━━━━━ DATA EXTRACT ━━━━━

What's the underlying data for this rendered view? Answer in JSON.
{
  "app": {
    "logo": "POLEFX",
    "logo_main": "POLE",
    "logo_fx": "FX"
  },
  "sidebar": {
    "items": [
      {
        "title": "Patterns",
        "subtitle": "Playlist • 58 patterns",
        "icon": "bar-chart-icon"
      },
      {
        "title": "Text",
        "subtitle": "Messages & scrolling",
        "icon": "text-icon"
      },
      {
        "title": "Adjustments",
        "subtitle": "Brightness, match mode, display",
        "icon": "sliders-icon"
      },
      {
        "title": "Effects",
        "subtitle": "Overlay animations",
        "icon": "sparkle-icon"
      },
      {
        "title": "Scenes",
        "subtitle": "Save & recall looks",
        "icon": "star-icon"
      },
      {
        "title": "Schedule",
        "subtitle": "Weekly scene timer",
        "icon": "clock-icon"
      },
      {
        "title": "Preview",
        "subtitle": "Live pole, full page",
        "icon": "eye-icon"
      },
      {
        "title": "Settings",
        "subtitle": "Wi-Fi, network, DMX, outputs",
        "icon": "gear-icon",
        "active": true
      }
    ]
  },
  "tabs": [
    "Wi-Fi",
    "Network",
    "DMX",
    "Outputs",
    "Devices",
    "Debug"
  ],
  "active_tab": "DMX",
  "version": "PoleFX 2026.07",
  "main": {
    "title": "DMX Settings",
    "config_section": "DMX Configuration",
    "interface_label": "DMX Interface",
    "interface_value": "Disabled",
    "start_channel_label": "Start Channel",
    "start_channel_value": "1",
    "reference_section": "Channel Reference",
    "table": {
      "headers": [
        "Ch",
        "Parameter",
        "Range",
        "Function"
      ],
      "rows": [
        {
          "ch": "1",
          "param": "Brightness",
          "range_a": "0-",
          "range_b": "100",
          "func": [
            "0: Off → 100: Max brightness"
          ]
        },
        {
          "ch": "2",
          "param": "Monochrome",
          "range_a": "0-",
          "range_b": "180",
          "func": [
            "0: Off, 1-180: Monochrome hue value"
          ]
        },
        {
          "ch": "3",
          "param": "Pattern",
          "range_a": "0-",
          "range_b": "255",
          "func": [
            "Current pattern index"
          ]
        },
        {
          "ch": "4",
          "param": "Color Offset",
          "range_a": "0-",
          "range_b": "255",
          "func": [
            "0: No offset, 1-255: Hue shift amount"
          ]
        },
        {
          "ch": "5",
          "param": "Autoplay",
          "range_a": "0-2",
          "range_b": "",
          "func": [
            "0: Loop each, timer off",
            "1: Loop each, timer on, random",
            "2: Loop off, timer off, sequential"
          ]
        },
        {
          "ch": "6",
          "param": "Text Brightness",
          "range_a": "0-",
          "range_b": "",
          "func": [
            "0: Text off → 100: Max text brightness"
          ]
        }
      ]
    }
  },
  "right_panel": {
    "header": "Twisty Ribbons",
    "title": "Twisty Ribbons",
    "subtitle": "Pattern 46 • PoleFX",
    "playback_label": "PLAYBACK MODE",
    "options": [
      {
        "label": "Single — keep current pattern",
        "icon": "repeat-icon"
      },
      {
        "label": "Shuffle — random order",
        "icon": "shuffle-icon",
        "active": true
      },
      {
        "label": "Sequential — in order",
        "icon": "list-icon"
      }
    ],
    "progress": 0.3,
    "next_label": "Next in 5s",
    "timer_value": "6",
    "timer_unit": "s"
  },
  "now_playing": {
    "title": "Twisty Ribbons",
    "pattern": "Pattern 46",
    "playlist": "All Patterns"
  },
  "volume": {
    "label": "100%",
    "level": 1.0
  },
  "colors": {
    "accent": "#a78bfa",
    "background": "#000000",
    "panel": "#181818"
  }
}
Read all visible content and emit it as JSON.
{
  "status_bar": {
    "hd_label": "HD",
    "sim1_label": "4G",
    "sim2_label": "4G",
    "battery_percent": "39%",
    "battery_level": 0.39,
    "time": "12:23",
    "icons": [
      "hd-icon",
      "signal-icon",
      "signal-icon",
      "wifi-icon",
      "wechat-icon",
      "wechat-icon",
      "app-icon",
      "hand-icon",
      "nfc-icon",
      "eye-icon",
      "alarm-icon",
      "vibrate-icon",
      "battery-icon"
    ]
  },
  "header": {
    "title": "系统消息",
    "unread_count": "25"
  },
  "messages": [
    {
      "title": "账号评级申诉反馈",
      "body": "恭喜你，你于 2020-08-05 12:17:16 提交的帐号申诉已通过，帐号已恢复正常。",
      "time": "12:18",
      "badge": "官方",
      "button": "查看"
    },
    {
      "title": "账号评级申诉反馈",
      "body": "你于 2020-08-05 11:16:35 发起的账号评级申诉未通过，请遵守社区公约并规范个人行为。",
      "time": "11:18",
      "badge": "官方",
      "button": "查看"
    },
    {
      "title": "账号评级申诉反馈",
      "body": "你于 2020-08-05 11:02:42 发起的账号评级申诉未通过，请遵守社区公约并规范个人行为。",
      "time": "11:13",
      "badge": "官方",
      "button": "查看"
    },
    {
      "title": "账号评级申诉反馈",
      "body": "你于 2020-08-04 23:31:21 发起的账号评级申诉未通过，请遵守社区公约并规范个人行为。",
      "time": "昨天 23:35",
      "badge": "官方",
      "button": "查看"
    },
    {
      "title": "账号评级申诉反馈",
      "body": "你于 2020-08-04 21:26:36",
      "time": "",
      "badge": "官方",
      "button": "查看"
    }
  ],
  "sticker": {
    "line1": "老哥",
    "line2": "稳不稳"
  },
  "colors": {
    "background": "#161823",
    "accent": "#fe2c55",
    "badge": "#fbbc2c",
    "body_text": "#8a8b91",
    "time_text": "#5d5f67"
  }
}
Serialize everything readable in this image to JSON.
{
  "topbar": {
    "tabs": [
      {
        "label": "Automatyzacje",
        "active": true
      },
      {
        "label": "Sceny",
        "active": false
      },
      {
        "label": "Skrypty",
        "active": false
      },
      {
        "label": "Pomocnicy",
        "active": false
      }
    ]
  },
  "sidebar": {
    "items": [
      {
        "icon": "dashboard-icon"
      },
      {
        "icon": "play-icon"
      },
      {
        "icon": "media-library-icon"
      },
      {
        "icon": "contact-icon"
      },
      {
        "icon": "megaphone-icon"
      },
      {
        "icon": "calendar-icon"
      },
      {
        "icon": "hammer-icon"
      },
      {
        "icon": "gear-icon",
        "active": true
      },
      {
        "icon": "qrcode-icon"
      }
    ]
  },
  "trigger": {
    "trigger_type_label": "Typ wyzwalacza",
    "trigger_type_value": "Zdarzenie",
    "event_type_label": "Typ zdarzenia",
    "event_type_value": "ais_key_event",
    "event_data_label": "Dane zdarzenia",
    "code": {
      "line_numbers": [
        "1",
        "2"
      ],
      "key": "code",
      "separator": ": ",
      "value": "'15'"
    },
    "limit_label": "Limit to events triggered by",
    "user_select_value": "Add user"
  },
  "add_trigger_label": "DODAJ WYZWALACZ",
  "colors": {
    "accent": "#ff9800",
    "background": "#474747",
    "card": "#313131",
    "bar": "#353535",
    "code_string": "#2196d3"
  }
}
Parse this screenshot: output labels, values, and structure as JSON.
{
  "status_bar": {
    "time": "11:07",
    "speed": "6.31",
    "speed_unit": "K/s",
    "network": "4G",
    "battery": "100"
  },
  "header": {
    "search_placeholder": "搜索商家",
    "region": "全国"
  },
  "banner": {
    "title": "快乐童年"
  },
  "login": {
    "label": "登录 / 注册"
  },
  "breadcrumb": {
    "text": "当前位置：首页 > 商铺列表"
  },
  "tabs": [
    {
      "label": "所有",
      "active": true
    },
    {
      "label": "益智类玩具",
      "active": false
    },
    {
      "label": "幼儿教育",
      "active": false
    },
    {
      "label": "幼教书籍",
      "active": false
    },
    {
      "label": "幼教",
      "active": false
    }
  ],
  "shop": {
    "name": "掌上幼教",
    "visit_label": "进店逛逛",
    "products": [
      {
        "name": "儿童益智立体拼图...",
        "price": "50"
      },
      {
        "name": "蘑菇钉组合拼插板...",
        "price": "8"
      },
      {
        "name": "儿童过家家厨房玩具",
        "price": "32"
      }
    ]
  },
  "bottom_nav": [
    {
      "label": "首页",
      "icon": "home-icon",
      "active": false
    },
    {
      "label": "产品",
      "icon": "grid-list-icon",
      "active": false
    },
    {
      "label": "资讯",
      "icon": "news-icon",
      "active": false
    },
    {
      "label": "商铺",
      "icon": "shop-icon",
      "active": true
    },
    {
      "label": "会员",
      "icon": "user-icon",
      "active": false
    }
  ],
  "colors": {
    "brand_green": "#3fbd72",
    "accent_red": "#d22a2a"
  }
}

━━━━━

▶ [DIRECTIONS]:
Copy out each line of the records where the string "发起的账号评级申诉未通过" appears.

▶ [EXERCISE RESULT]:
      "body": "你于 2020-08-05 11:16:35 发起的账号评级申诉未通过，请遵守社区公约并规范个人行为。",
      "body": "你于 2020-08-05 11:02:42 发起的账号评级申诉未通过，请遵守社区公约并规范个人行为。",
      "body": "你于 2020-08-04 23:31:21 发起的账号评级申诉未通过，请遵守社区公约并规范个人行为。",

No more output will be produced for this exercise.